The Bush administration's plans to shake up US financial market regulation are "too short on action," Democratic presidential candidate Hillary Clinton said on Sunday, laying out her own set of proposals to address the issue.
Clinton, a senator from New York, called for new standards governing mortgage lenders, more independence for rating agencies, a 30 percent annual interest rate cap on all credit cards and more immediate authority for the Federal Reserve to regulate financial institutions.
Her comments, made to Reuters in an interview, come a day before U.S. Treasury Secretary Henry Paulson unveils proposals for broad reform of financial regulation.
"There is still a very serious gap between what the administration is proposing and the immediate crisis that we face," Clinton told Reuters.
"Although I appreciate and agree with some of the recommendations, the blueprint is simply too short on action," said Clinton, who is battling Illinois Sen. Barack Obama to become the Democratic nominee for November's presidential election.
Clinton called for new legislation to make mortgage originators -- people or organizations that start the process of organizing a loan -- subject to minimum licensing, supervision and capital requirements similar to rules that apply to banks.
She dismissed the Bush administration's proposal to establish a commission to address the issue as "too little too late."

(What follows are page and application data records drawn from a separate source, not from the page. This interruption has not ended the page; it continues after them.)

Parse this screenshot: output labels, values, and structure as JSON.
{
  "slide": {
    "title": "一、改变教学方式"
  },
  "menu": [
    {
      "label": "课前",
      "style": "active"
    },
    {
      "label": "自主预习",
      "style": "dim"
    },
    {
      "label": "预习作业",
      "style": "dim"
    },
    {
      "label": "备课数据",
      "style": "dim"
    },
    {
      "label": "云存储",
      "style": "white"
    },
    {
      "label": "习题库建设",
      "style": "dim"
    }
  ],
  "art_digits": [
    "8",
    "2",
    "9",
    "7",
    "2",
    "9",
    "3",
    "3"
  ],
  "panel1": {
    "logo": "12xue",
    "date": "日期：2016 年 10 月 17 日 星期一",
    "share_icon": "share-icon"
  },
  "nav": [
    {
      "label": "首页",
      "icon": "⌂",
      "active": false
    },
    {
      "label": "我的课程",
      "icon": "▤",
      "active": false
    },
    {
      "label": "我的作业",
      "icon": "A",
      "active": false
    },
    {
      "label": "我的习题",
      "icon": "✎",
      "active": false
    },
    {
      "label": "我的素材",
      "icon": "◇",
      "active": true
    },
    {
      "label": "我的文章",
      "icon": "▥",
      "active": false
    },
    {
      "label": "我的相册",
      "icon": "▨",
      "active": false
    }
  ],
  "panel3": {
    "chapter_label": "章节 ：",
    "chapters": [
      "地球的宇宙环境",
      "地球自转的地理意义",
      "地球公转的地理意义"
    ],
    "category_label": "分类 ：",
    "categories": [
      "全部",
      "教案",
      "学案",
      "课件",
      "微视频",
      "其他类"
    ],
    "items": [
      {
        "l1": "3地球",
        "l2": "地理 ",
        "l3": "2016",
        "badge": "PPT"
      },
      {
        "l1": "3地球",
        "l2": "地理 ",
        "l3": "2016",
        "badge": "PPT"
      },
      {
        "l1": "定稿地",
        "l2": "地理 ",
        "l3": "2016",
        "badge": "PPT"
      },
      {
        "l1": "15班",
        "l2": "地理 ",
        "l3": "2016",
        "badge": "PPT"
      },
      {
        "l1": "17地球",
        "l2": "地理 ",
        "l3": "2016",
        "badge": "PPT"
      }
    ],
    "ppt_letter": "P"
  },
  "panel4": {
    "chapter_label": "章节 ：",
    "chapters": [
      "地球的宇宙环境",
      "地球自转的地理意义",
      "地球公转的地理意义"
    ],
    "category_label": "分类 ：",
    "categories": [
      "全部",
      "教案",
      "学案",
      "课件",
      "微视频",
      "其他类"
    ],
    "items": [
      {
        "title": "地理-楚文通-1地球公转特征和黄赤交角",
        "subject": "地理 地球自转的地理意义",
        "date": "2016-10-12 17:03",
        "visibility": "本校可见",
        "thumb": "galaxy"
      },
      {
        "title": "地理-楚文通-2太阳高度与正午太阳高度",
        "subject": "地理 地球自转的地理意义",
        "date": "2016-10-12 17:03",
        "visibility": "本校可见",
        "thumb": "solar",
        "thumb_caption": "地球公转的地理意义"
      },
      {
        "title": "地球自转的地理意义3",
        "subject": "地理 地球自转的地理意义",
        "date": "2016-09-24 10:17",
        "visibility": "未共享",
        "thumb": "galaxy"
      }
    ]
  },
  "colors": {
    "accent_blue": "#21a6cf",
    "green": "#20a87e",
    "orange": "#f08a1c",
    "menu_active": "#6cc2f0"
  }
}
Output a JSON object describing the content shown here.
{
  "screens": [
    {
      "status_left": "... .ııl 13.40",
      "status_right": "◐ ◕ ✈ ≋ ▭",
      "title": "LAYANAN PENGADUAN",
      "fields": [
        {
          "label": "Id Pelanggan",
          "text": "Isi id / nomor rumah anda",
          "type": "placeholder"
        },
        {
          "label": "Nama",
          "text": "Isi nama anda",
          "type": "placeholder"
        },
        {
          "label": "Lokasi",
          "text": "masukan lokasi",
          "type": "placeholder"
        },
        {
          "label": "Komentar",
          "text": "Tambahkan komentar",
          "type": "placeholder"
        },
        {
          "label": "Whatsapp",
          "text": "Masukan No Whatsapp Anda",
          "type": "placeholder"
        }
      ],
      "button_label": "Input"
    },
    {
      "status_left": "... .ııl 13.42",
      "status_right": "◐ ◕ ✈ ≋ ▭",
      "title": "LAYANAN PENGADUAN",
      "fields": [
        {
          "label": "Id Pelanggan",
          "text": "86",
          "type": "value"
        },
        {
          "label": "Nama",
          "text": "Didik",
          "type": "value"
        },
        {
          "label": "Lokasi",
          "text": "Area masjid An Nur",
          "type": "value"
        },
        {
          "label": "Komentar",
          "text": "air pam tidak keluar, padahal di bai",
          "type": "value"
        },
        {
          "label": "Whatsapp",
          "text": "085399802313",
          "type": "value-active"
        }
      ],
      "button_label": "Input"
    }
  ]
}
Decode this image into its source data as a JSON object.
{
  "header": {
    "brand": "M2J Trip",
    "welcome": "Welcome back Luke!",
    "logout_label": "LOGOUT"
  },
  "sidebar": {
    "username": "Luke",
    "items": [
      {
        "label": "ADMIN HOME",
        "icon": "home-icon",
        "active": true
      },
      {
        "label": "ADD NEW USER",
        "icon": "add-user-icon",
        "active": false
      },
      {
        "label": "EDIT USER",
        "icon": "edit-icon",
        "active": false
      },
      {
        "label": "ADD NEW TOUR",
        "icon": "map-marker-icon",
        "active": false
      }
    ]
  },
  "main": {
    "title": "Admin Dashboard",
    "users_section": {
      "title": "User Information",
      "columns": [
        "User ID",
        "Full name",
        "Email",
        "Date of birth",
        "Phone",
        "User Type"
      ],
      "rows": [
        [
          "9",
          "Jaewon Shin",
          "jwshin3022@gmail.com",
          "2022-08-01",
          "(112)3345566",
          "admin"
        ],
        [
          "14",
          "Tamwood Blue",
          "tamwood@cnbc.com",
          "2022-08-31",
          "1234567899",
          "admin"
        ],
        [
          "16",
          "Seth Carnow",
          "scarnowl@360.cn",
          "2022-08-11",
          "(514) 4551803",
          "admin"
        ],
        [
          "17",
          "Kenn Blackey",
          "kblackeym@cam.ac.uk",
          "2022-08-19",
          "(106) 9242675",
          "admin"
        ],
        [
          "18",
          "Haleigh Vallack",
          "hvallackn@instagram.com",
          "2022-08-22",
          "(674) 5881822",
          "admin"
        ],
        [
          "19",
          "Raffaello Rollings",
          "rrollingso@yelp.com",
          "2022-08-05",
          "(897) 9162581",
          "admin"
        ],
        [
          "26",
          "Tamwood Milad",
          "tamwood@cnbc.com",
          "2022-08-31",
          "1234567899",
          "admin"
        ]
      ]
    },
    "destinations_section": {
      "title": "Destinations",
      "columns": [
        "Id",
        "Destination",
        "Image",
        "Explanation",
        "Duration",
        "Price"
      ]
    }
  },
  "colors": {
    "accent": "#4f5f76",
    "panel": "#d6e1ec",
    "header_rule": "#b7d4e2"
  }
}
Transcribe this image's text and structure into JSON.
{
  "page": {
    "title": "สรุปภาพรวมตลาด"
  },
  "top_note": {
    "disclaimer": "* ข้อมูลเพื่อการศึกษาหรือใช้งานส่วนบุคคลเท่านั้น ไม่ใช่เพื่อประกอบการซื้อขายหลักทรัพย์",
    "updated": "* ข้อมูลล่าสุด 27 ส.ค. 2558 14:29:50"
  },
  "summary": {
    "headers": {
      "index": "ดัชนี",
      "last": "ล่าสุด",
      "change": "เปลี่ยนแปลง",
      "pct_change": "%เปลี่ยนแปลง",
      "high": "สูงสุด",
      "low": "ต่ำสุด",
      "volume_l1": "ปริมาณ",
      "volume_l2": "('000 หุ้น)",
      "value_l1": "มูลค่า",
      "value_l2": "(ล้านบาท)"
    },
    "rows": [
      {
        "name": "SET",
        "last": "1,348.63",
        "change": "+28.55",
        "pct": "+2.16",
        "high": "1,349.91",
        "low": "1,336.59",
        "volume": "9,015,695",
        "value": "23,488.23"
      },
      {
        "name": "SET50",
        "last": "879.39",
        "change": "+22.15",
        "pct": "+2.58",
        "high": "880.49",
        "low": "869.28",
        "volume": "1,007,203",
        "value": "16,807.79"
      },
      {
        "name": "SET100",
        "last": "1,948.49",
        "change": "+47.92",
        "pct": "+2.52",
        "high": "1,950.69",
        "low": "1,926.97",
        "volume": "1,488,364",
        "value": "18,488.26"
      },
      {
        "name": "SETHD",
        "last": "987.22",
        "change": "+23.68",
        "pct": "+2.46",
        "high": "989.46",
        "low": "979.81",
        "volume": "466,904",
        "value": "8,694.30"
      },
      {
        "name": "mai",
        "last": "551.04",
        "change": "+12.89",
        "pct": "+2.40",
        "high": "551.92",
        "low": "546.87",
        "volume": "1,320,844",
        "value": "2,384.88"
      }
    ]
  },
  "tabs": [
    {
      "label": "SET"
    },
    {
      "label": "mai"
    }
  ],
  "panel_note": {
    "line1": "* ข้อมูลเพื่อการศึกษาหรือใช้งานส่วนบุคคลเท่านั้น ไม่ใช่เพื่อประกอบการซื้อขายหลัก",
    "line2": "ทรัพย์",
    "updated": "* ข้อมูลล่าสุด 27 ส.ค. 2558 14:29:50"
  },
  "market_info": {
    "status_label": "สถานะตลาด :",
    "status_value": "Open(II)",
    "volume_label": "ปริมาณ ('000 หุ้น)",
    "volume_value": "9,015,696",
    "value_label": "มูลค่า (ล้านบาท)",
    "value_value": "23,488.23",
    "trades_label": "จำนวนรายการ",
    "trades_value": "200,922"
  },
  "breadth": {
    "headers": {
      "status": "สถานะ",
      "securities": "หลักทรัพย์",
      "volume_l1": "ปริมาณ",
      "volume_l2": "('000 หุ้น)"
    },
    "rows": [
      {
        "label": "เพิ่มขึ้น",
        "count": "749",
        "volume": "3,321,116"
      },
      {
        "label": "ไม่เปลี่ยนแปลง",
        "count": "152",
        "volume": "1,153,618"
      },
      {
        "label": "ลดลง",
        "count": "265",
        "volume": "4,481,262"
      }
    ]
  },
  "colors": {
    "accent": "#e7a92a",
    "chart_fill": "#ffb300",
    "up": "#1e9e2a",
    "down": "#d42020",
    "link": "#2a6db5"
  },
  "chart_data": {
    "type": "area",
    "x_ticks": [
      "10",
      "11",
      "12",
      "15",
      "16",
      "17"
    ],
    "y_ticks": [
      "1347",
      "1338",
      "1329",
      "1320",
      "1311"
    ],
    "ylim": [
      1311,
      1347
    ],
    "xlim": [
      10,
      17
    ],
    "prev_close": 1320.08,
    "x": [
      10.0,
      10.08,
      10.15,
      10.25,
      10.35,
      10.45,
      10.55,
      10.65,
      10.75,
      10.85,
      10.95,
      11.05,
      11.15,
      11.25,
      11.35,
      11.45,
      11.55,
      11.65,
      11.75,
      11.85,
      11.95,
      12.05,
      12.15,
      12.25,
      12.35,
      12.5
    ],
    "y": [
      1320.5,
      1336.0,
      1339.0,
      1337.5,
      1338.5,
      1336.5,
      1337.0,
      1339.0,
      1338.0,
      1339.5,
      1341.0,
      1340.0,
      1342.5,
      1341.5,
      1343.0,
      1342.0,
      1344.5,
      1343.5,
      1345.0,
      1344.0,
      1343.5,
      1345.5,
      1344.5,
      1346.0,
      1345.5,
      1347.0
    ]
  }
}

Clinton declined to comment on whether she would reappoint Federal Reserve Chairman Ben Bernanke if she were elected president.
"I think that he inherited some difficult problems," she said of the Fed chair. "He's obviously aware of the move toward greater regulation, but no one is yet meeting the immediate needs in the way that I think we should."
(Reporting by Jeff Mason, Editing by Frances Kerry)